Data for review below:

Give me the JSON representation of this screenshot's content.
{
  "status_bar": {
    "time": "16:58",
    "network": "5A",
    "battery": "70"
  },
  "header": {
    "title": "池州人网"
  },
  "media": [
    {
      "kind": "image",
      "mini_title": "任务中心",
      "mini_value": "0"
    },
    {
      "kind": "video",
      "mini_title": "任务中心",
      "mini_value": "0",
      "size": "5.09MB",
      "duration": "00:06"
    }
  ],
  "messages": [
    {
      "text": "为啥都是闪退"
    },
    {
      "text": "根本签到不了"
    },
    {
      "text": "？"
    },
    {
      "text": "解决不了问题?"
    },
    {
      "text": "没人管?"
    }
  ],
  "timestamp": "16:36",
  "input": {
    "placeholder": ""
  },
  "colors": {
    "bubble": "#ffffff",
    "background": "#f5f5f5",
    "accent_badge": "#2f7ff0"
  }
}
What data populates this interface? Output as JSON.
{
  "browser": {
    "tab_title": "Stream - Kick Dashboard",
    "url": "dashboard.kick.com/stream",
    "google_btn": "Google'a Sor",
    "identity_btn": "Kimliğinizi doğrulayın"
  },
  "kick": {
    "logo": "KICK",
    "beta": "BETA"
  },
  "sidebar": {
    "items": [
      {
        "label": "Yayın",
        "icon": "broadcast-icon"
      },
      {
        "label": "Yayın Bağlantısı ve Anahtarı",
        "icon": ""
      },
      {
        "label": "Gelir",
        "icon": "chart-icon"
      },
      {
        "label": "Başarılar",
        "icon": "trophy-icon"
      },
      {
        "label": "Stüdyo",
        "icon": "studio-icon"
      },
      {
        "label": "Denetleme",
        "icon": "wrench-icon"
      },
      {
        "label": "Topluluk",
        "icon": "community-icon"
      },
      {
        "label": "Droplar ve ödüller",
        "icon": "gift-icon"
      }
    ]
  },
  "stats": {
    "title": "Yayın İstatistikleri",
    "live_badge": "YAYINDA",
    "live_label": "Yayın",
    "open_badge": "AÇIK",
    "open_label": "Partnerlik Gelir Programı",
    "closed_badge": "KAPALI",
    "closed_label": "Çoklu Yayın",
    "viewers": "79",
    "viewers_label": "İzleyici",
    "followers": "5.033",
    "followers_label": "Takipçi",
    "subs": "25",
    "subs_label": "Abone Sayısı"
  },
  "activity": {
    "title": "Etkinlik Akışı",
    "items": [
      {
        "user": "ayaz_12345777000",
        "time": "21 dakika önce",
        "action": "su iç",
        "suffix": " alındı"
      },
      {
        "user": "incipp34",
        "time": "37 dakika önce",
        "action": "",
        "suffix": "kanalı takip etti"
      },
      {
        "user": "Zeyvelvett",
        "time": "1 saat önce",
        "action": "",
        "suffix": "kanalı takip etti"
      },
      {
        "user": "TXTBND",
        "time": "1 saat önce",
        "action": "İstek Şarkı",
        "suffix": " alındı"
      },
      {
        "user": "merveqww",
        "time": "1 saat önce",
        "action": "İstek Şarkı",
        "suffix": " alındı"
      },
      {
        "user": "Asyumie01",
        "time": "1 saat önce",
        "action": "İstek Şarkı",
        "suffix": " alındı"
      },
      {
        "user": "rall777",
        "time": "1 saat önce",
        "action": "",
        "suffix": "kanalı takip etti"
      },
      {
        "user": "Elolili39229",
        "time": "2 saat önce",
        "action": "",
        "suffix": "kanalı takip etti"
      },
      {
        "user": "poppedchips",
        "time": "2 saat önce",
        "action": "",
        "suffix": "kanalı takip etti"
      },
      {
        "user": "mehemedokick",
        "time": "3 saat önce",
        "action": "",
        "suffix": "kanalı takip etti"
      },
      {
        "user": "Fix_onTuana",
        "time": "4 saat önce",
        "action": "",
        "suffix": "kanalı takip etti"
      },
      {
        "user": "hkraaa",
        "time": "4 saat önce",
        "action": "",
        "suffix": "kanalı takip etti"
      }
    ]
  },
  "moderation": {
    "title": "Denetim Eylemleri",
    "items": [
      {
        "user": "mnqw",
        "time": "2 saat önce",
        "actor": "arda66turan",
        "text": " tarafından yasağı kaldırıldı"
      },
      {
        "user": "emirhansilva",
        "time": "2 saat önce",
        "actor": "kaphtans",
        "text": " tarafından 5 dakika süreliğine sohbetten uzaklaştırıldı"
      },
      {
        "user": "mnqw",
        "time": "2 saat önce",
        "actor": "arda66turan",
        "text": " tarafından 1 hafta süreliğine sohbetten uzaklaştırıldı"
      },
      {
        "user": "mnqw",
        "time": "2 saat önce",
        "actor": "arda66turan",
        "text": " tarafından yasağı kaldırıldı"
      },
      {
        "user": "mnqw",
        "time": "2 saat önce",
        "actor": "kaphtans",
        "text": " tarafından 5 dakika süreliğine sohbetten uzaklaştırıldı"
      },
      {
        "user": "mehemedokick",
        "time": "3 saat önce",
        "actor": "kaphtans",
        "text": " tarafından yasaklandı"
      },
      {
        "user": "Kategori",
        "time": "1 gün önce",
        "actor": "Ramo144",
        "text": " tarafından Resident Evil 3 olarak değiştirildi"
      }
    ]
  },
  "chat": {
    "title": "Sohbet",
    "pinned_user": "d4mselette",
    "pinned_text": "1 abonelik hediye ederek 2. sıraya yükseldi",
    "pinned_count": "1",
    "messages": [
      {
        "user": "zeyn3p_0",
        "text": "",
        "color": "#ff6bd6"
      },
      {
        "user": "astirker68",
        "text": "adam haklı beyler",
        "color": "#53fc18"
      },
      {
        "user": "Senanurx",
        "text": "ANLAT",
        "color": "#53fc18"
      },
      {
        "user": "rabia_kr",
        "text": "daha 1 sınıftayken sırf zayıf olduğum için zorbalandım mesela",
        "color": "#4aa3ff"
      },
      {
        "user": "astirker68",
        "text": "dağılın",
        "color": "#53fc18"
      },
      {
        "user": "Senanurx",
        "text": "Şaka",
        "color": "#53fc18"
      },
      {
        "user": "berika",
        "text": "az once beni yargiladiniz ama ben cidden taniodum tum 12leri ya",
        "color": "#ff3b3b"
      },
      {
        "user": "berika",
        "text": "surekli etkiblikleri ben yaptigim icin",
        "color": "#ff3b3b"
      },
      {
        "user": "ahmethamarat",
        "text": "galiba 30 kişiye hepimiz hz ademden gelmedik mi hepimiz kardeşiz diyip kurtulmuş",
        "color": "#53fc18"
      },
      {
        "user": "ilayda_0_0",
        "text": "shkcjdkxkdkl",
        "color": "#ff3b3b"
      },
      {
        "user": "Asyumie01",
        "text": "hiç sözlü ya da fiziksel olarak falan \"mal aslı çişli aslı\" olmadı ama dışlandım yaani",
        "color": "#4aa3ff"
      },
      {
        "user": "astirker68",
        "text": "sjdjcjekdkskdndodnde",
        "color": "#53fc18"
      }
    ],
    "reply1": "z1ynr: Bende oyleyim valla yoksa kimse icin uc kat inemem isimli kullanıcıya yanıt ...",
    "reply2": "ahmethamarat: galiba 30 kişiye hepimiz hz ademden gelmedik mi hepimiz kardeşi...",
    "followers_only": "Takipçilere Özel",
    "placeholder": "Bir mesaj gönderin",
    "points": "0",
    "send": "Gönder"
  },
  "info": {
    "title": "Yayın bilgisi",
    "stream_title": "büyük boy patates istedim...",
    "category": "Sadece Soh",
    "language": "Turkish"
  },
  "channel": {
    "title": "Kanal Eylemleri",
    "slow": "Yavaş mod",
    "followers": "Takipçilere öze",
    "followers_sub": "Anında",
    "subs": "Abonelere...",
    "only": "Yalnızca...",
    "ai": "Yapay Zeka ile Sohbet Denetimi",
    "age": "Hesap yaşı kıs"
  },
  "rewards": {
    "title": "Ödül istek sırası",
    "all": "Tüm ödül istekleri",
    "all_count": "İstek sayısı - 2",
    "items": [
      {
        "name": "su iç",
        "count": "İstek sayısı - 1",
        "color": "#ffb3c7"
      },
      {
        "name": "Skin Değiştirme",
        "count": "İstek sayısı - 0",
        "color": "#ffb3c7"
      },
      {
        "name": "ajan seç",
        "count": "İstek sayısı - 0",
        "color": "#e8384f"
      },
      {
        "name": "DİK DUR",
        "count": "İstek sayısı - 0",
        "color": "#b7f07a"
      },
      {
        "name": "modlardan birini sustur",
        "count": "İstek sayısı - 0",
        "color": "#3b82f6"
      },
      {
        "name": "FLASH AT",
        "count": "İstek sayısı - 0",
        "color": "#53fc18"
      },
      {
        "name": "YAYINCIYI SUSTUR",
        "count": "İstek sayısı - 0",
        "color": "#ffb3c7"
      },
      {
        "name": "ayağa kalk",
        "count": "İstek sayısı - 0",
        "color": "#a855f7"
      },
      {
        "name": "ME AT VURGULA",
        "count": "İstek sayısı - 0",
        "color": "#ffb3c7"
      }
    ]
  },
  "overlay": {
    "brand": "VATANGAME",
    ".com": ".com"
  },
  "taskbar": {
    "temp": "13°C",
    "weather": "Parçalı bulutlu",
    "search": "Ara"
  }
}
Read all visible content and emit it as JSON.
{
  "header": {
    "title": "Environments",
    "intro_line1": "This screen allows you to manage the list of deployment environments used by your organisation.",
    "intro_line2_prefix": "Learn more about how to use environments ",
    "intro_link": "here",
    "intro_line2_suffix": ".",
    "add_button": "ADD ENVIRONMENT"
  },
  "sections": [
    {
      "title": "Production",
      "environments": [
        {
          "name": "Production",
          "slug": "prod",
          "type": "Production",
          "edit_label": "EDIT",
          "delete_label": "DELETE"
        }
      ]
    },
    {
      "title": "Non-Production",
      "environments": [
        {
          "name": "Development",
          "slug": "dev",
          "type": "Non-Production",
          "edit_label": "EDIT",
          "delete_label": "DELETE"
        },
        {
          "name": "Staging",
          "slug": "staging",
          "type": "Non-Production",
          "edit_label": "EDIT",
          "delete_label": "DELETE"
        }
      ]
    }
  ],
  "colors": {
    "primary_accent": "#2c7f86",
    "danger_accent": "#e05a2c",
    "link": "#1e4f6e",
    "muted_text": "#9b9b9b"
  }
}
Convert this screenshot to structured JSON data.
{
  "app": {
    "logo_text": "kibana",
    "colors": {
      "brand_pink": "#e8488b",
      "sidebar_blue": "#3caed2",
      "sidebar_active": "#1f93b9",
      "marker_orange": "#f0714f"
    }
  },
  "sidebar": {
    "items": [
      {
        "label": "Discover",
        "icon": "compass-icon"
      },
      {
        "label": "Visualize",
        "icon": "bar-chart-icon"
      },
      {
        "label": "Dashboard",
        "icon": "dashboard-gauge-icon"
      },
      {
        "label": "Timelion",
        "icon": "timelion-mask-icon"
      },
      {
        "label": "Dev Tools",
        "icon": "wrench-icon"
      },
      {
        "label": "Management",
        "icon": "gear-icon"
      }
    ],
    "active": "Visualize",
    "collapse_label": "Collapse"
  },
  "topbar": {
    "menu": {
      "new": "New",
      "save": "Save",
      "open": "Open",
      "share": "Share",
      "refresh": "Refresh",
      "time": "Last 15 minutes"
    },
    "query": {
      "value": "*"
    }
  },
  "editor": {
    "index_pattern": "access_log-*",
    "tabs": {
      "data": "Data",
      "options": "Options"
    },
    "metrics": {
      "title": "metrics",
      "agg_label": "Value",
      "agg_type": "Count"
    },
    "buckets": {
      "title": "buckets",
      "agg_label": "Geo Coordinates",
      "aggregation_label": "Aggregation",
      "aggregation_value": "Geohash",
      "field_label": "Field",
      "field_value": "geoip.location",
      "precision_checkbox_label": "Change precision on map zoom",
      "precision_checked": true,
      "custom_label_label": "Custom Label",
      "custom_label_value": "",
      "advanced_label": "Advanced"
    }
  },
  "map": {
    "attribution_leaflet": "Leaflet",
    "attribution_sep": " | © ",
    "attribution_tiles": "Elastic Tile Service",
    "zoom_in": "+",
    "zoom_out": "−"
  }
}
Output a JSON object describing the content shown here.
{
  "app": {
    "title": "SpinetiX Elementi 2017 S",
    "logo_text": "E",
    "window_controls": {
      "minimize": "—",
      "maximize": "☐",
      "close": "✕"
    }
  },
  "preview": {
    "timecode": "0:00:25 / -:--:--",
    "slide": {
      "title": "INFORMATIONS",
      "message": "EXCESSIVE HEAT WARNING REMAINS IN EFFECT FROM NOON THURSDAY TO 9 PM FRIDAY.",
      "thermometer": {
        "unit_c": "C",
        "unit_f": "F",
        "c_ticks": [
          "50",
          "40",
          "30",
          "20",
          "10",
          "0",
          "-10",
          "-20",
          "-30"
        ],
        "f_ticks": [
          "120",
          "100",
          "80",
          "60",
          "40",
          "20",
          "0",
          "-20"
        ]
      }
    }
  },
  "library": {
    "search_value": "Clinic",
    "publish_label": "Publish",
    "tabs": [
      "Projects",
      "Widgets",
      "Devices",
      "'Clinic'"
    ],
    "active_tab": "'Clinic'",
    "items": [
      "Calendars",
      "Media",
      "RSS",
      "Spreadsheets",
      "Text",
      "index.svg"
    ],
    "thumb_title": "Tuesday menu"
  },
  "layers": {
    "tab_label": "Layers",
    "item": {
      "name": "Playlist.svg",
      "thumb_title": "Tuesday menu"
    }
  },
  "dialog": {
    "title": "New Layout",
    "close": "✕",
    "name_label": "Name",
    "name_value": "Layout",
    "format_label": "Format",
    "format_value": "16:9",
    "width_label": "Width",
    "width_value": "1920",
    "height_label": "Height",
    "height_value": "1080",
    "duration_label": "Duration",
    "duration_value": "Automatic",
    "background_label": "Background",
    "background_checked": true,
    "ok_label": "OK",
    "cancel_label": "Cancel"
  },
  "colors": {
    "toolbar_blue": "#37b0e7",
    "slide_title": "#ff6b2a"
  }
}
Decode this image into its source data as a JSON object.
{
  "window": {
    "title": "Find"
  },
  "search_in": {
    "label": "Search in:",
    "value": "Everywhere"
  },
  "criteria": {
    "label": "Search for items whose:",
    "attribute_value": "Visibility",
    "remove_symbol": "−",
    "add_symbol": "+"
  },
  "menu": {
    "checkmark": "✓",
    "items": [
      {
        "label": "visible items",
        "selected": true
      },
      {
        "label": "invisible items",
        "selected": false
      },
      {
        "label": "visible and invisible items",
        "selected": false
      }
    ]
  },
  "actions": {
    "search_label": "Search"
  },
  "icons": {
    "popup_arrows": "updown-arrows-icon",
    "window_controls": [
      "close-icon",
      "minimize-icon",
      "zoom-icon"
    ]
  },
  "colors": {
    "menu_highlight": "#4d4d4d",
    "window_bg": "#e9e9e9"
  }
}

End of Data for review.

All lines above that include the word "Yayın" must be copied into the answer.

Written solution =>
        "label": "Yayın",
        "label": "Yayın Bağlantısı ve Anahtarı",
    "title": "Yayın İstatistikleri",
    "live_label": "Yayın",
    "closed_label": "Çoklu Yayın",
    "title": "Yayın bilgisi",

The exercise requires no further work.